[Opening PROVIDED RECORDS section]

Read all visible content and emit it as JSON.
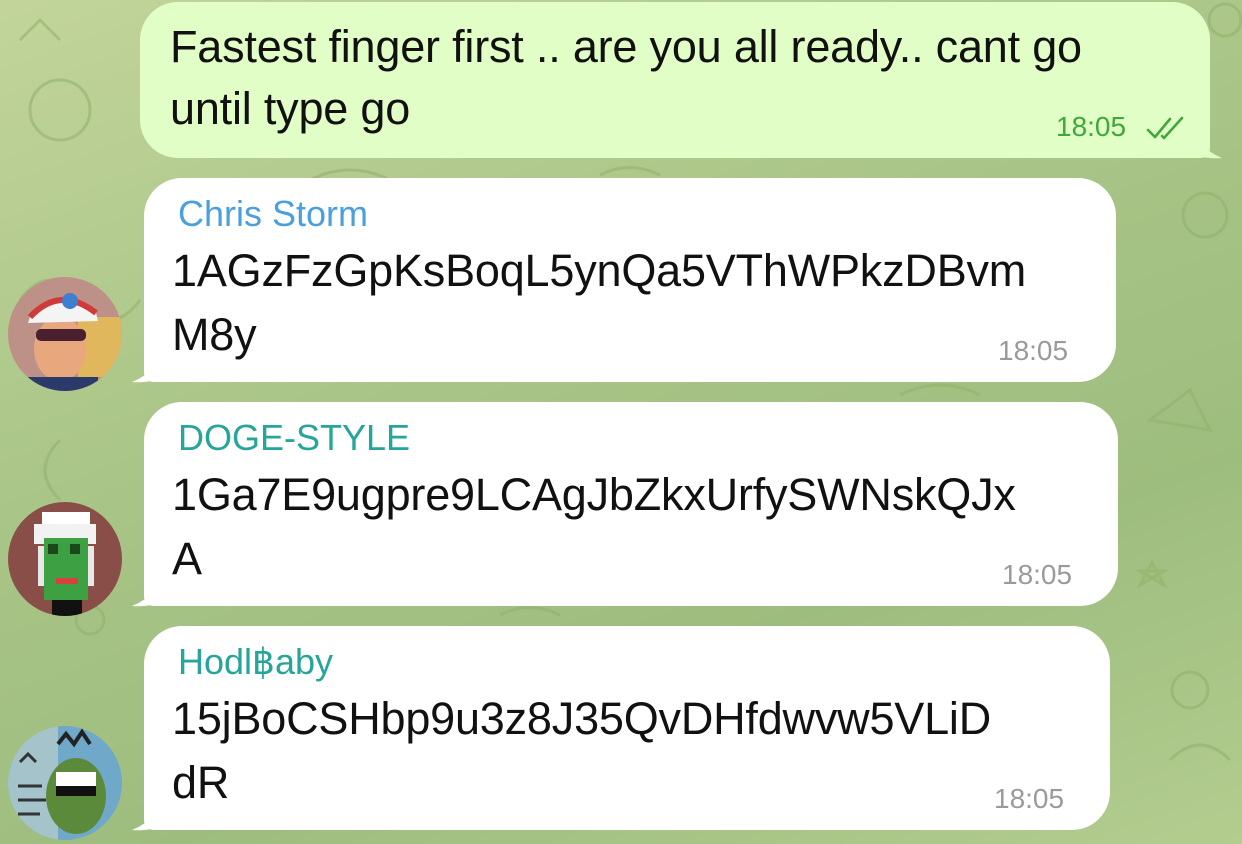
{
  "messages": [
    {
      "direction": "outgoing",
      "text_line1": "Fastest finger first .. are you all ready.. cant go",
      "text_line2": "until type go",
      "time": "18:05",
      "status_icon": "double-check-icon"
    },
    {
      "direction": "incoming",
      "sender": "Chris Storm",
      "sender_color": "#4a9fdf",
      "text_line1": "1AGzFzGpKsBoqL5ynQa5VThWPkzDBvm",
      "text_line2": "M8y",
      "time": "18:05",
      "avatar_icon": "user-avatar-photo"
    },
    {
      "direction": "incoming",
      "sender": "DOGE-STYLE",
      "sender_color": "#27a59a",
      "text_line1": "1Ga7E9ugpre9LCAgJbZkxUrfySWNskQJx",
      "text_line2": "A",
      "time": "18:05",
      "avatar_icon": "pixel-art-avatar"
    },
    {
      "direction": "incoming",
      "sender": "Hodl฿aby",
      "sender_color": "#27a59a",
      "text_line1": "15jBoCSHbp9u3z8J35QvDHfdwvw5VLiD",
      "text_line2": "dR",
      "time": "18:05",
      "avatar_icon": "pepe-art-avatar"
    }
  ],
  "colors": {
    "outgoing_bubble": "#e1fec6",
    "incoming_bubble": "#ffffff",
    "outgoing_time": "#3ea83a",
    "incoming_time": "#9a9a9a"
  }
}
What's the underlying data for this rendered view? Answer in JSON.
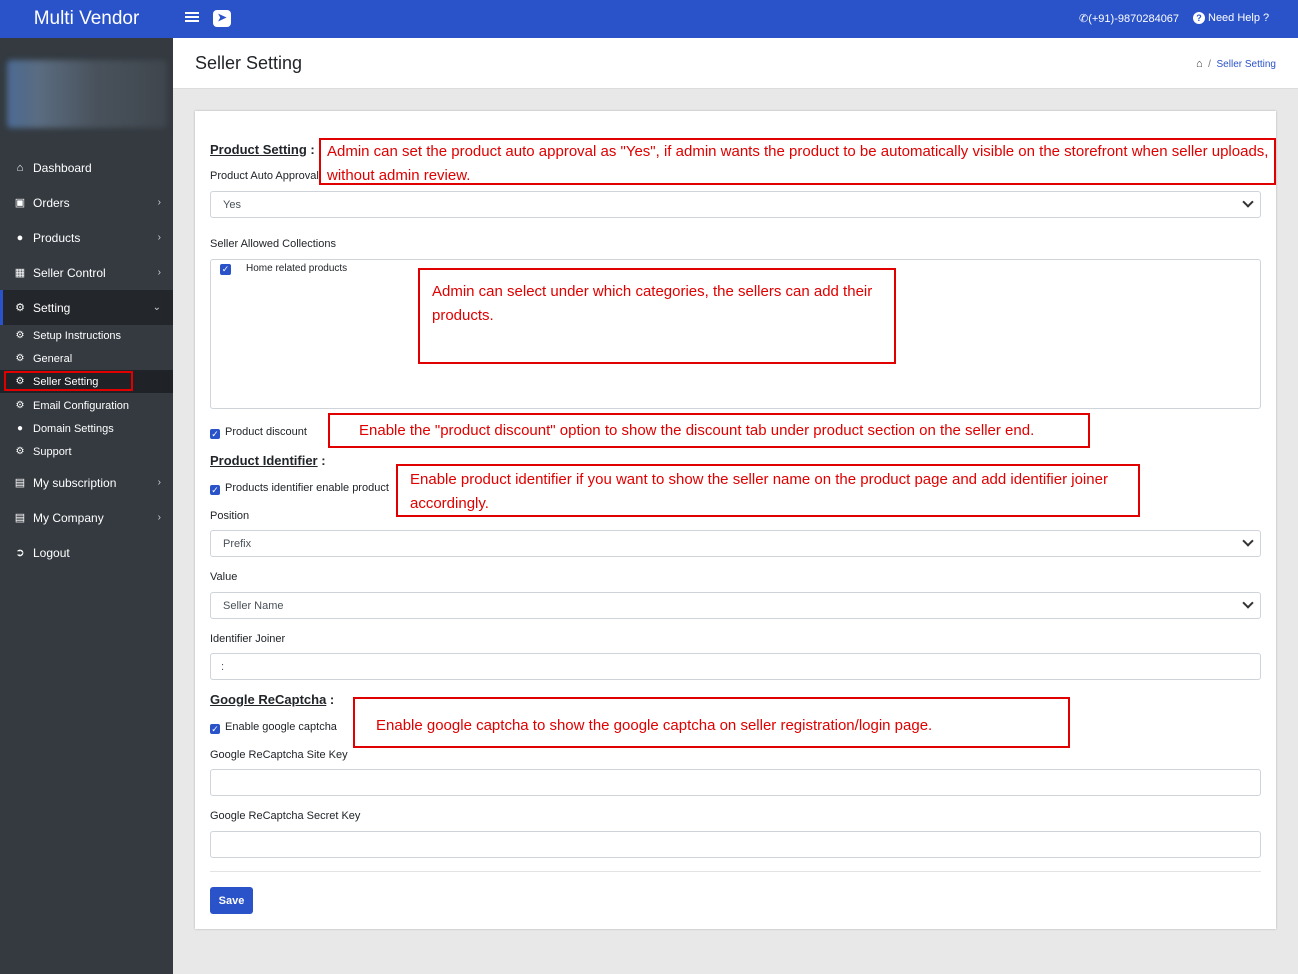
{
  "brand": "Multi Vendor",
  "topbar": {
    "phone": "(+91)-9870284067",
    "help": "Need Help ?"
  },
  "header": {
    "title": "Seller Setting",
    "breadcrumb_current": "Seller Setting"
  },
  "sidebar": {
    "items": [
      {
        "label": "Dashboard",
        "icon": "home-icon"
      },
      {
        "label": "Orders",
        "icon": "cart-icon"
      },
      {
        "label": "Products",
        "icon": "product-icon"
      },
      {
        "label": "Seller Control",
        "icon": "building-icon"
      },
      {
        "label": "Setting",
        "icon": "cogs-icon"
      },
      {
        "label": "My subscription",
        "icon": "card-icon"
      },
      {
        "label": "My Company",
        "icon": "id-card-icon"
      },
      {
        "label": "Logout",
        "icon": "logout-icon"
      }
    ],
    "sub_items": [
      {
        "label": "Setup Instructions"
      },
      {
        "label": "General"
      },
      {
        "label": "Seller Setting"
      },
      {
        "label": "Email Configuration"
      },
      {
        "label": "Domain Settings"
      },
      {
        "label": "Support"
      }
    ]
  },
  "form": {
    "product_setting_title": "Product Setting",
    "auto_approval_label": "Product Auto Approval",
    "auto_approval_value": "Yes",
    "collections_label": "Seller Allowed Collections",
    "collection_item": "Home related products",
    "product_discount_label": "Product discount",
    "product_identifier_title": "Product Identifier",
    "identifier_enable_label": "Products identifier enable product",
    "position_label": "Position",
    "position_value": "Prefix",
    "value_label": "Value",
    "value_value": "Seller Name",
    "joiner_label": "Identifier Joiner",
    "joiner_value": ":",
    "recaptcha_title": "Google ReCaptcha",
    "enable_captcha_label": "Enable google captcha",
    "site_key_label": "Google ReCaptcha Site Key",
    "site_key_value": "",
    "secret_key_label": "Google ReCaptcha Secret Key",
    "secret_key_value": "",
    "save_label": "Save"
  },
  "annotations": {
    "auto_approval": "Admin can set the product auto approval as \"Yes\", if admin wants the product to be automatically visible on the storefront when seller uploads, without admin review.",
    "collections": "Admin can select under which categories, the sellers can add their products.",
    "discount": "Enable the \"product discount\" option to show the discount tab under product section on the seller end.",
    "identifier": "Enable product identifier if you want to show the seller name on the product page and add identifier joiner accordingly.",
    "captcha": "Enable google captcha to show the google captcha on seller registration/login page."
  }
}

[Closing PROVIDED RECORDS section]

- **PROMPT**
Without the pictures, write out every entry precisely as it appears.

- **REPLY TO THE EXERCISE**
Read all visible content and emit it as JSON.
{
  "messages": [
    {
      "direction": "outgoing",
      "text_line1": "Fastest finger first .. are you all ready.. cant go",
      "text_line2": "until type go",
      "time": "18:05",
      "status_icon": "double-check-icon"
    },
    {
      "direction": "incoming",
      "sender": "Chris Storm",
      "sender_color": "#4a9fdf",
      "text_line1": "1AGzFzGpKsBoqL5ynQa5VThWPkzDBvm",
      "text_line2": "M8y",
      "time": "18:05",
      "avatar_icon": "user-avatar-photo"
    },
    {
      "direction": "incoming",
      "sender": "DOGE-STYLE",
      "sender_color": "#27a59a",
      "text_line1": "1Ga7E9ugpre9LCAgJbZkxUrfySWNskQJx",
      "text_line2": "A",
      "time": "18:05",
      "avatar_icon": "pixel-art-avatar"
    },
    {
      "direction": "incoming",
      "sender": "Hodl฿aby",
      "sender_color": "#27a59a",
      "text_line1": "15jBoCSHbp9u3z8J35QvDHfdwvw5VLiD",
      "text_line2": "dR",
      "time": "18:05",
      "avatar_icon": "pepe-art-avatar"
    }
  ],
  "colors": {
    "outgoing_bubble": "#e1fec6",
    "incoming_bubble": "#ffffff",
    "outgoing_time": "#3ea83a",
    "incoming_time": "#9a9a9a"
  }
}
What's the underlying data for this rendered view? Answer in JSON.
{
  "brand": "Multi Vendor",
  "topbar": {
    "phone": "(+91)-9870284067",
    "help": "Need Help ?"
  },
  "header": {
    "title": "Seller Setting",
    "breadcrumb_current": "Seller Setting"
  },
  "sidebar": {
    "items": [
      {
        "label": "Dashboard",
        "icon": "home-icon"
      },
      {
        "label": "Orders",
        "icon": "cart-icon"
      },
      {
        "label": "Products",
        "icon": "product-icon"
      },
      {
        "label": "Seller Control",
        "icon": "building-icon"
      },
      {
        "label": "Setting",
        "icon": "cogs-icon"
      },
      {
        "label": "My subscription",
        "icon": "card-icon"
      },
      {
        "label": "My Company",
        "icon": "id-card-icon"
      },
      {
        "label": "Logout",
        "icon": "logout-icon"
      }
    ],
    "sub_items": [
      {
        "label": "Setup Instructions"
      },
      {
        "label": "General"
      },
      {
        "label": "Seller Setting"
      },
      {
        "label": "Email Configuration"
      },
      {
        "label": "Domain Settings"
      },
      {
        "label": "Support"
      }
    ]
  },
  "form": {
    "product_setting_title": "Product Setting",
    "auto_approval_label": "Product Auto Approval",
    "auto_approval_value": "Yes",
    "collections_label": "Seller Allowed Collections",
    "collection_item": "Home related products",
    "product_discount_label": "Product discount",
    "product_identifier_title": "Product Identifier",
    "identifier_enable_label": "Products identifier enable product",
    "position_label": "Position",
    "position_value": "Prefix",
    "value_label": "Value",
    "value_value": "Seller Name",
    "joiner_label": "Identifier Joiner",
    "joiner_value": ":",
    "recaptcha_title": "Google ReCaptcha",
    "enable_captcha_label": "Enable google captcha",
    "site_key_label": "Google ReCaptcha Site Key",
    "site_key_value": "",
    "secret_key_label": "Google ReCaptcha Secret Key",
    "secret_key_value": "",
    "save_label": "Save"
  },
  "annotations": {
    "auto_approval": "Admin can set the product auto approval as \"Yes\", if admin wants the product to be automatically visible on the storefront when seller uploads, without admin review.",
    "collections": "Admin can select under which categories, the sellers can add their products.",
    "discount": "Enable the \"product discount\" option to show the discount tab under product section on the seller end.",
    "identifier": "Enable product identifier if you want to show the seller name on the product page and add identifier joiner accordingly.",
    "captcha": "Enable google captcha to show the google captcha on seller registration/login page."
  }
}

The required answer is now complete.